Exercise input
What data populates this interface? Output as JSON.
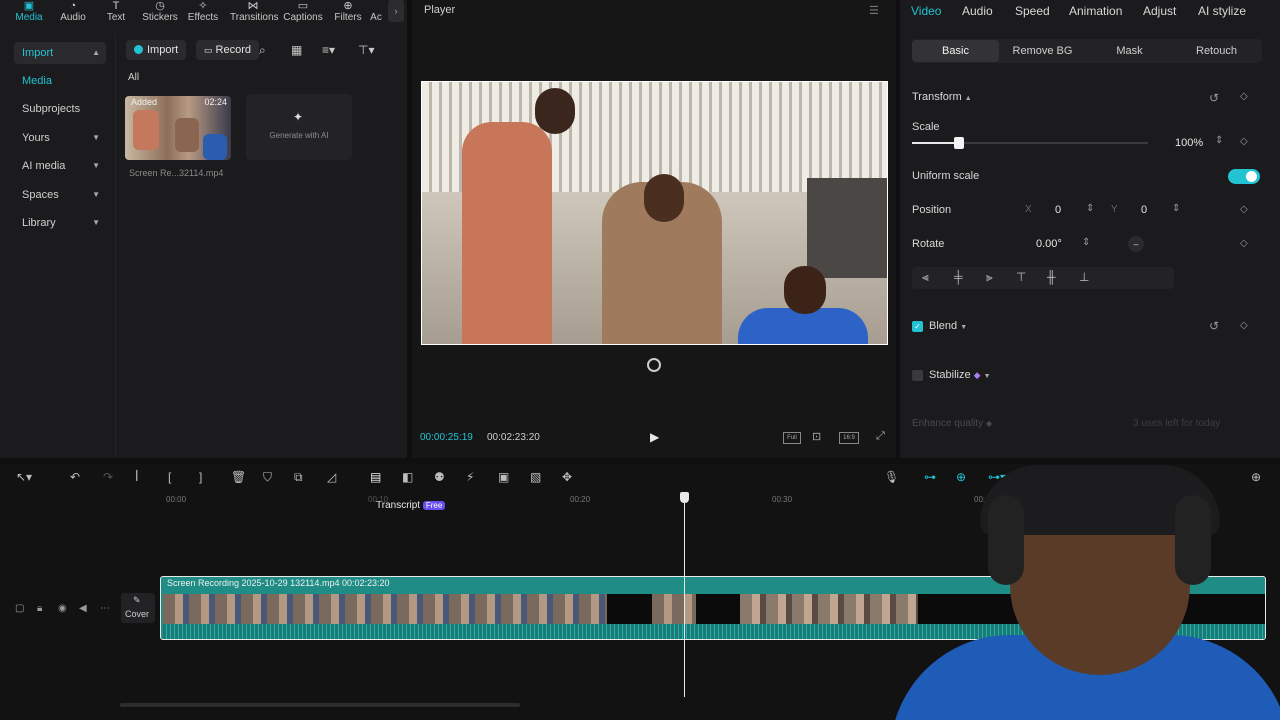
{
  "top_tabs": [
    {
      "label": "Media",
      "icon": "media-icon"
    },
    {
      "label": "Audio",
      "icon": "audio-icon"
    },
    {
      "label": "Text",
      "icon": "text-icon"
    },
    {
      "label": "Stickers",
      "icon": "stickers-icon"
    },
    {
      "label": "Effects",
      "icon": "effects-icon"
    },
    {
      "label": "Transitions",
      "icon": "transitions-icon"
    },
    {
      "label": "Captions",
      "icon": "captions-icon"
    },
    {
      "label": "Filters",
      "icon": "filters-icon"
    },
    {
      "label": "Ac",
      "icon": "adjust-icon"
    }
  ],
  "sidebar": {
    "items": [
      {
        "label": "Import"
      },
      {
        "label": "Media"
      },
      {
        "label": "Subprojects"
      },
      {
        "label": "Yours"
      },
      {
        "label": "AI media"
      },
      {
        "label": "Spaces"
      },
      {
        "label": "Library"
      }
    ]
  },
  "media_toolbar": {
    "import_label": "Import",
    "record_label": "Record",
    "filter_all": "All"
  },
  "media_items": [
    {
      "badge": "Added",
      "duration": "02:24",
      "name": "Screen Re...32114.mp4"
    }
  ],
  "generate_ai": "Generate with AI",
  "player": {
    "title": "Player",
    "current_time": "00:00:25:19",
    "total_time": "00:02:23:20",
    "full_label": "Full",
    "ratio_label": "16:9"
  },
  "props": {
    "tabs": [
      "Video",
      "Audio",
      "Speed",
      "Animation",
      "Adjust",
      "AI stylize"
    ],
    "subtabs": [
      "Basic",
      "Remove BG",
      "Mask",
      "Retouch"
    ],
    "transform_label": "Transform",
    "scale_label": "Scale",
    "scale_value": "100%",
    "scale_level": 0.1,
    "uniform_scale_label": "Uniform scale",
    "position_label": "Position",
    "x_label": "X",
    "x_value": "0",
    "y_label": "Y",
    "y_value": "0",
    "rotate_label": "Rotate",
    "rotate_value": "0.00°",
    "blend_label": "Blend",
    "stabilize_label": "Stabilize",
    "enhance_label": "Enhance quality",
    "uses_left": "3 uses left for today"
  },
  "timeline": {
    "ruler": [
      "00:00",
      "00:10",
      "00:20",
      "00:30",
      "00:40"
    ],
    "tooltip": "Transcript",
    "tooltip_badge": "Free",
    "cover_label": "Cover",
    "clip_label": "Screen Recording 2025-10-29 132114.mp4   00:02:23:20"
  },
  "colors": {
    "accent": "#22c3d3",
    "clip": "#1f8c86"
  }
}
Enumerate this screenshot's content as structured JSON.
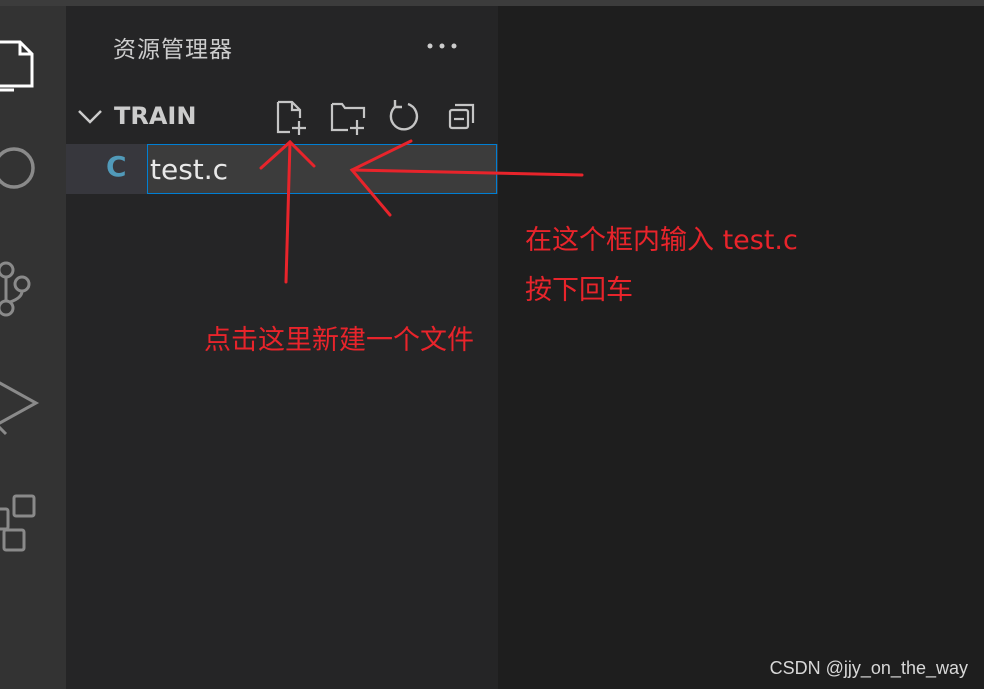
{
  "sidebar": {
    "title": "资源管理器",
    "section_title": "TRAIN",
    "toolbar": {
      "new_file_icon": "new-file-icon",
      "new_folder_icon": "new-folder-icon",
      "refresh_icon": "refresh-icon",
      "collapse_icon": "collapse-all-icon"
    },
    "file": {
      "language_glyph": "C",
      "rename_value": "test.c"
    }
  },
  "activity_bar": {
    "items": [
      "explorer-icon",
      "search-icon",
      "source-control-icon",
      "run-debug-icon",
      "extensions-icon"
    ]
  },
  "annotations": {
    "input_hint_line1": "在这个框内输入 test.c",
    "input_hint_line2": "按下回车",
    "new_file_hint": "点击这里新建一个文件"
  },
  "watermark": "CSDN @jjy_on_the_way",
  "colors": {
    "annotation": "#e8242b",
    "focus_border": "#007fd4",
    "c_icon": "#519aba"
  }
}
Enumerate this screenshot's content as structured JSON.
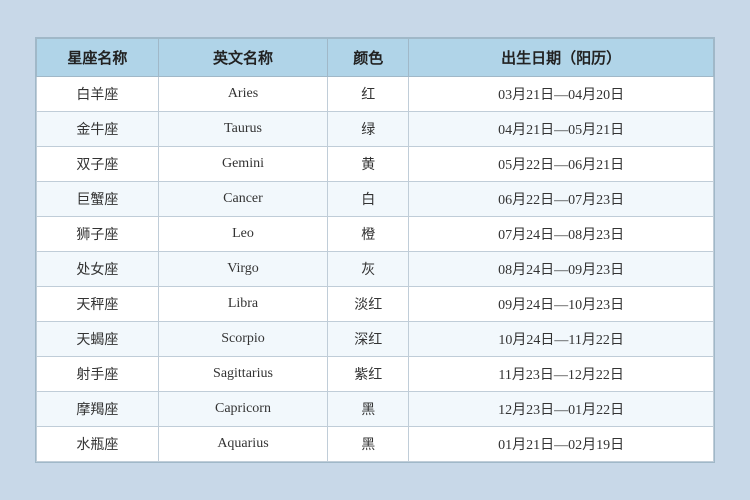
{
  "table": {
    "headers": [
      "星座名称",
      "英文名称",
      "颜色",
      "出生日期（阳历）"
    ],
    "rows": [
      {
        "chinese": "白羊座",
        "english": "Aries",
        "color": "红",
        "date": "03月21日—04月20日"
      },
      {
        "chinese": "金牛座",
        "english": "Taurus",
        "color": "绿",
        "date": "04月21日—05月21日"
      },
      {
        "chinese": "双子座",
        "english": "Gemini",
        "color": "黄",
        "date": "05月22日—06月21日"
      },
      {
        "chinese": "巨蟹座",
        "english": "Cancer",
        "color": "白",
        "date": "06月22日—07月23日"
      },
      {
        "chinese": "狮子座",
        "english": "Leo",
        "color": "橙",
        "date": "07月24日—08月23日"
      },
      {
        "chinese": "处女座",
        "english": "Virgo",
        "color": "灰",
        "date": "08月24日—09月23日"
      },
      {
        "chinese": "天秤座",
        "english": "Libra",
        "color": "淡红",
        "date": "09月24日—10月23日"
      },
      {
        "chinese": "天蝎座",
        "english": "Scorpio",
        "color": "深红",
        "date": "10月24日—11月22日"
      },
      {
        "chinese": "射手座",
        "english": "Sagittarius",
        "color": "紫红",
        "date": "11月23日—12月22日"
      },
      {
        "chinese": "摩羯座",
        "english": "Capricorn",
        "color": "黑",
        "date": "12月23日—01月22日"
      },
      {
        "chinese": "水瓶座",
        "english": "Aquarius",
        "color": "黑",
        "date": "01月21日—02月19日"
      }
    ]
  }
}
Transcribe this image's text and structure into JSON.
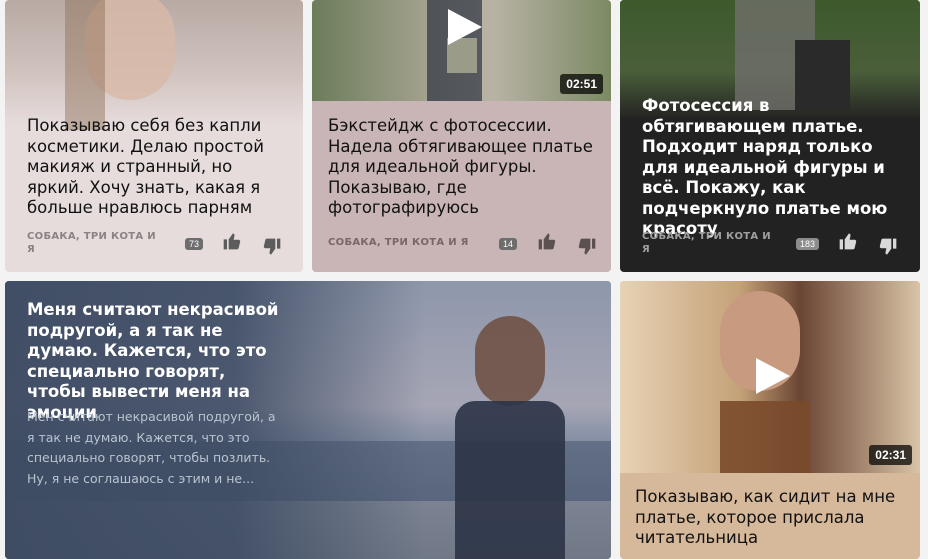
{
  "cards": [
    {
      "title": "Показываю себя без капли косметики. Делаю простой макияж и странный, но яркий. Хочу знать, какая я больше нравлюсь парням",
      "channel": "СОБАКА, ТРИ КОТА И Я",
      "comments": "73",
      "bg": "#e6dcdc"
    },
    {
      "title": "Бэкстейдж с фотосессии. Надела обтягивающее платье для идеальной фигуры. Показываю, где фотографируюсь",
      "channel": "СОБАКА, ТРИ КОТА И Я",
      "comments": "14",
      "duration": "02:51",
      "bg": "#c9b5b5"
    },
    {
      "title": "Фотосессия в обтягивающем платье. Подходит наряд только для идеальной фигуры и всё. Покажу, как подчеркнуло платье мою красоту",
      "channel": "СОБАКА, ТРИ КОТА И Я",
      "comments": "183",
      "bg": "#222222"
    },
    {
      "title": "Меня считают некрасивой подругой, а я так не думаю. Кажется, что это специально говорят, чтобы вывести меня на эмоции",
      "excerpt": "Мен считают некрасивой подругой, а я так не думаю. Кажется, что это специально говорят, чтобы позлить. Ну, я не соглашаюсь с этим и не...",
      "bg": "#56657a"
    },
    {
      "title": "Показываю, как сидит на мне платье, которое прислала читательница",
      "duration": "02:31",
      "bg": "#d6b89a"
    }
  ],
  "icons": {
    "like": "thumbs-up-icon",
    "dislike": "thumbs-down-icon",
    "play": "play-icon"
  }
}
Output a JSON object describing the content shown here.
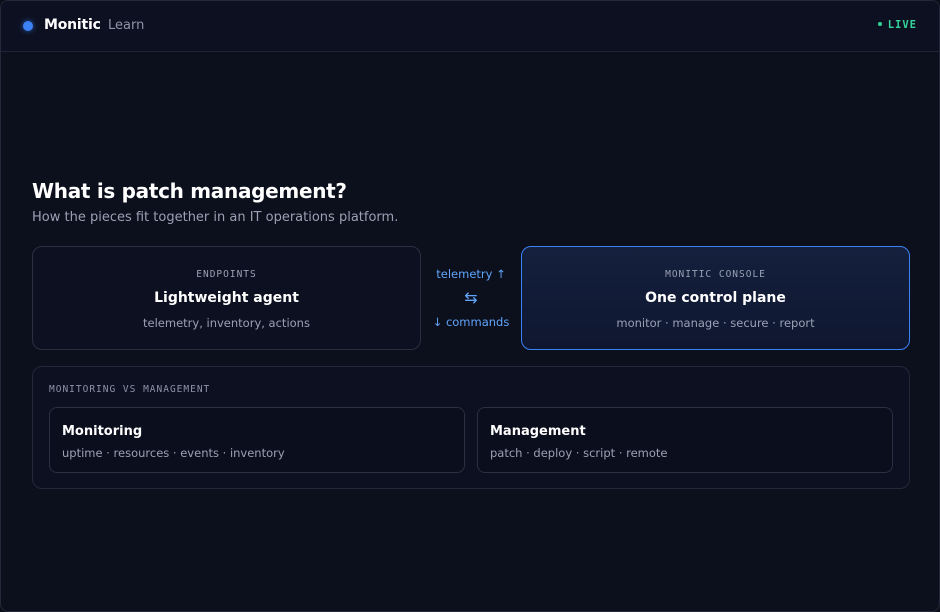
{
  "header": {
    "brand": "Monitic",
    "nav_learn": "Learn",
    "live": "LIVE"
  },
  "main": {
    "title": "What is patch management?",
    "subtitle": "How the pieces fit together in an IT operations platform."
  },
  "endpoints": {
    "label": "ENDPOINTS",
    "title": "Lightweight agent",
    "sub": "telemetry, inventory, actions"
  },
  "flow": {
    "up": "telemetry ↑",
    "icon": "⇆",
    "down": "↓ commands"
  },
  "console": {
    "label": "MONITIC CONSOLE",
    "title": "One control plane",
    "sub": "monitor · manage · secure · report"
  },
  "comparison": {
    "label": "MONITORING VS MANAGEMENT",
    "monitoring": {
      "title": "Monitoring",
      "items": "uptime · resources · events · inventory"
    },
    "management": {
      "title": "Management",
      "items": "patch · deploy · script · remote"
    }
  },
  "colors": {
    "accent": "#3b82f6",
    "live": "#34d399",
    "background": "#0c0f1c"
  }
}
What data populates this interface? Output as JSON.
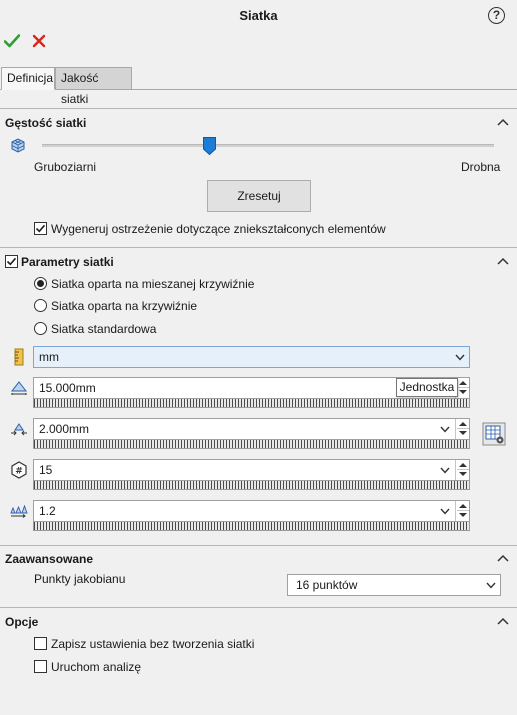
{
  "header": {
    "title": "Siatka",
    "help_icon": "?"
  },
  "toolbar": {
    "ok_icon": "check-icon",
    "cancel_icon": "close-icon",
    "accent_ok": "#2e9e2e",
    "accent_cancel": "#d9261c"
  },
  "tabs": [
    {
      "label": "Definicja",
      "active": true
    },
    {
      "label": "Jakość siatki",
      "active": false
    }
  ],
  "density": {
    "title": "Gęstość siatki",
    "left_label": "Gruboziarni",
    "right_label": "Drobna",
    "slider_value": 0.37,
    "reset_label": "Zresetuj",
    "regen_label": "Wygeneruj ostrzeżenie dotyczące zniekształconych elementów",
    "regen_checked": true
  },
  "params": {
    "title": "Parametry siatki",
    "checked": true,
    "options": [
      {
        "label": "Siatka oparta na mieszanej krzywiźnie",
        "selected": true
      },
      {
        "label": "Siatka oparta na krzywiźnie",
        "selected": false
      },
      {
        "label": "Siatka standardowa",
        "selected": false
      }
    ],
    "unit": "mm",
    "max_size": "15.000mm",
    "min_size": "2.000mm",
    "min_elements": "15",
    "growth_ratio": "1.2",
    "tooltip": "Jednostka"
  },
  "advanced": {
    "title": "Zaawansowane",
    "jacobian_label": "Punkty jakobianu",
    "jacobian_value": "16 punktów"
  },
  "options": {
    "title": "Opcje",
    "save_label": "Zapisz ustawienia bez tworzenia siatki",
    "save_checked": false,
    "run_label": "Uruchom analizę",
    "run_checked": false
  }
}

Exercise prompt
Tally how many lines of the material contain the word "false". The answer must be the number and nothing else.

Answer space
5